» **EXERCISE INSTRUCTIONS**
Only the lines containing "function" belong in the answer; find them in the material below.

---------------

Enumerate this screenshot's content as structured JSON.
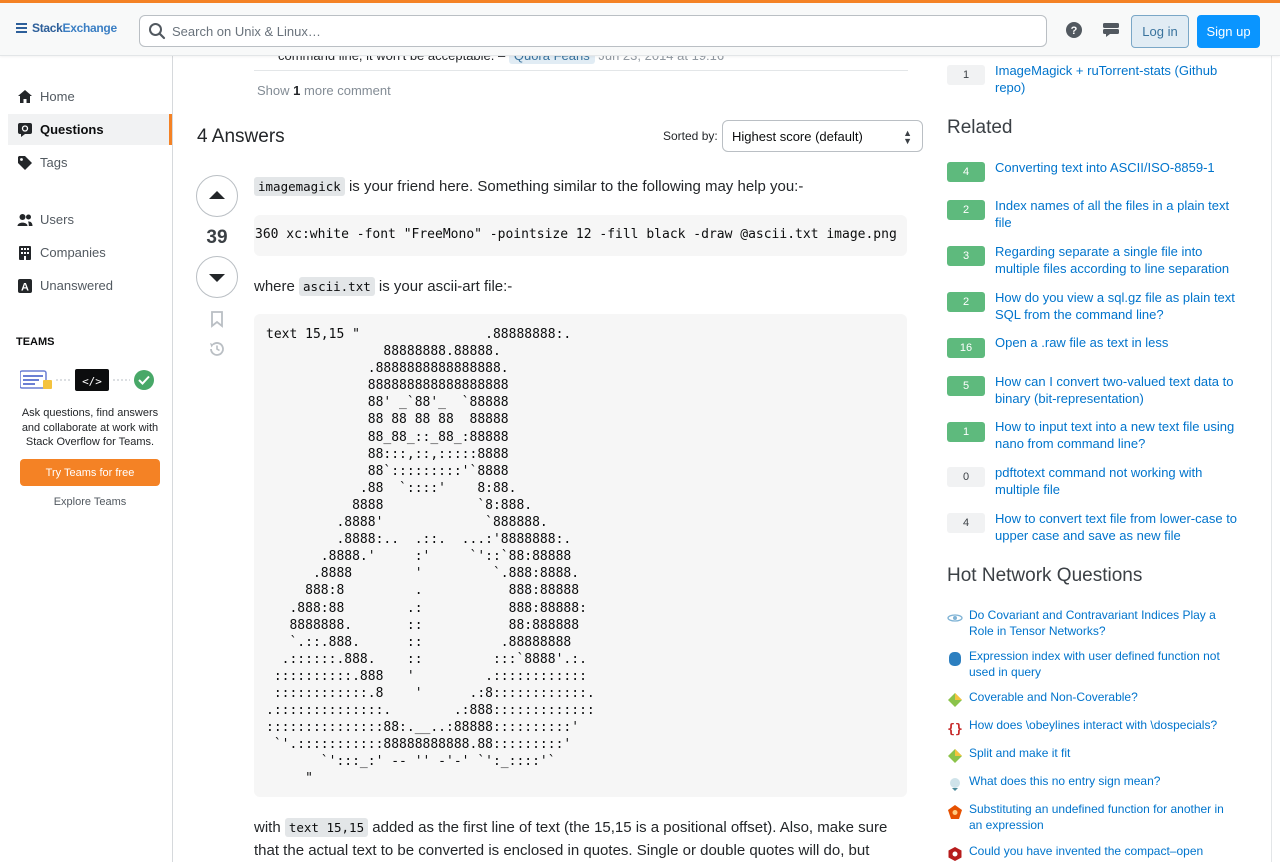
{
  "header": {
    "logo_main": "Stack",
    "logo_accent": "Exchange",
    "search_placeholder": "Search on Unix & Linux…",
    "login_label": "Log in",
    "signup_label": "Sign up"
  },
  "sidebar": {
    "items": [
      {
        "label": "Home",
        "icon": "home-icon"
      },
      {
        "label": "Questions",
        "icon": "questions-icon",
        "active": true
      },
      {
        "label": "Tags",
        "icon": "tag-icon"
      },
      {
        "label": "Users",
        "icon": "users-icon"
      },
      {
        "label": "Companies",
        "icon": "companies-icon"
      },
      {
        "label": "Unanswered",
        "icon": "unanswered-icon"
      }
    ],
    "teams_heading": "TEAMS",
    "teams_text": "Ask questions, find answers and collaborate at work with Stack Overflow for Teams.",
    "teams_button": "Try Teams for free",
    "teams_explore": "Explore Teams"
  },
  "question_comment": {
    "text": "command line, it won't be acceptable. –",
    "user": "Quora Feans",
    "time": "Jun 23, 2014 at 19:16"
  },
  "show_comments": {
    "prefix": "Show",
    "count": "1",
    "suffix": "more comment"
  },
  "answers": {
    "heading": "4 Answers",
    "sorted_label": "Sorted by:",
    "sort_value": "Highest score (default)"
  },
  "answer": {
    "score": "39",
    "p1_code": "imagemagick",
    "p1_text": " is your friend here. Something similar to the following may help you:-",
    "command": "360 xc:white -font \"FreeMono\" -pointsize 12 -fill black -draw @ascii.txt image.png",
    "p2_prefix": "where ",
    "p2_code": "ascii.txt",
    "p2_text": " is your ascii-art file:-",
    "ascii_art": "text 15,15 \"                .88888888:.\n               88888888.88888.\n             .8888888888888888.\n             888888888888888888\n             88' _`88'_  `88888\n             88 88 88 88  88888\n             88_88_::_88_:88888\n             88:::,::,:::::8888\n             88`:::::::::'`8888\n            .88  `::::'    8:88.\n           8888            `8:888.\n         .8888'             `888888.\n         .8888:..  .::.  ...:'8888888:.\n       .8888.'     :'     `'::`88:88888\n      .8888        '         `.888:8888.\n     888:8         .           888:88888\n   .888:88        .:           888:88888:\n   8888888.       ::           88:888888\n   `.::.888.      ::          .88888888\n  .::::::.888.    ::         :::`8888'.:.\n ::::::::::.888   '         .::::::::::::\n ::::::::::::.8    '      .:8::::::::::::.\n.::::::::::::::.        .:888:::::::::::::\n:::::::::::::::88:.__..:88888::::::::::'\n `'.:::::::::::88888888888.88:::::::::'\n       `':::_:' -- '' -'-' `':_::::'`\n     \"",
    "p3_prefix": "with ",
    "p3_code": "text 15,15",
    "p3_text": " added as the first line of text (the 15,15 is a positional offset). Also, make sure",
    "p4_text": "that the actual text to be converted is enclosed in quotes. Single or double quotes will do, but"
  },
  "linked": [
    {
      "score": "1",
      "title": "ImageMagick + ruTorrent-stats (Github repo)"
    }
  ],
  "related": {
    "heading": "Related",
    "items": [
      {
        "score": "4",
        "title": "Converting text into ASCII/ISO-8859-1"
      },
      {
        "score": "2",
        "title": "Index names of all the files in a plain text file"
      },
      {
        "score": "3",
        "title": "Regarding separate a single file into multiple files according to line separation"
      },
      {
        "score": "2",
        "title": "How do you view a sql.gz file as plain text SQL from the command line?"
      },
      {
        "score": "16",
        "title": "Open a .raw file as text in less"
      },
      {
        "score": "5",
        "title": "How can I convert two-valued text data to binary (bit-representation)"
      },
      {
        "score": "1",
        "title": "How to input text into a new text file using nano from command line?"
      },
      {
        "score": "0",
        "title": "pdftotext command not working with multiple file"
      },
      {
        "score": "4",
        "title": "How to convert text file from lower-case to upper case and save as new file"
      }
    ]
  },
  "hnq": {
    "heading": "Hot Network Questions",
    "items": [
      {
        "title": "Do Covariant and Contravariant Indices Play a Role in Tensor Networks?",
        "icon": "physics-site-icon",
        "color": "#7fb3d5"
      },
      {
        "title": "Expression index with user defined function not used in query",
        "icon": "dba-site-icon",
        "color": "#2c7fc0"
      },
      {
        "title": "Coverable and Non-Coverable?",
        "icon": "puzzling-site-icon",
        "color": "#8bc34a"
      },
      {
        "title": "How does \\obeylines interact with \\dospecials?",
        "icon": "tex-site-icon",
        "color": "#c62828"
      },
      {
        "title": "Split and make it fit",
        "icon": "puzzling-site-icon",
        "color": "#8bc34a"
      },
      {
        "title": "What does this no entry sign mean?",
        "icon": "travel-site-icon",
        "color": "#4a8a9a"
      },
      {
        "title": "Substituting an undefined function for another in an expression",
        "icon": "mathematica-site-icon",
        "color": "#e65100"
      },
      {
        "title": "Could you have invented the compact–open",
        "icon": "math-site-icon",
        "color": "#b71c1c"
      }
    ]
  }
}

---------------

» **RESULT**
        "title": "Expression index with user defined function not used in query",
        "title": "Substituting an undefined function for another in an expression",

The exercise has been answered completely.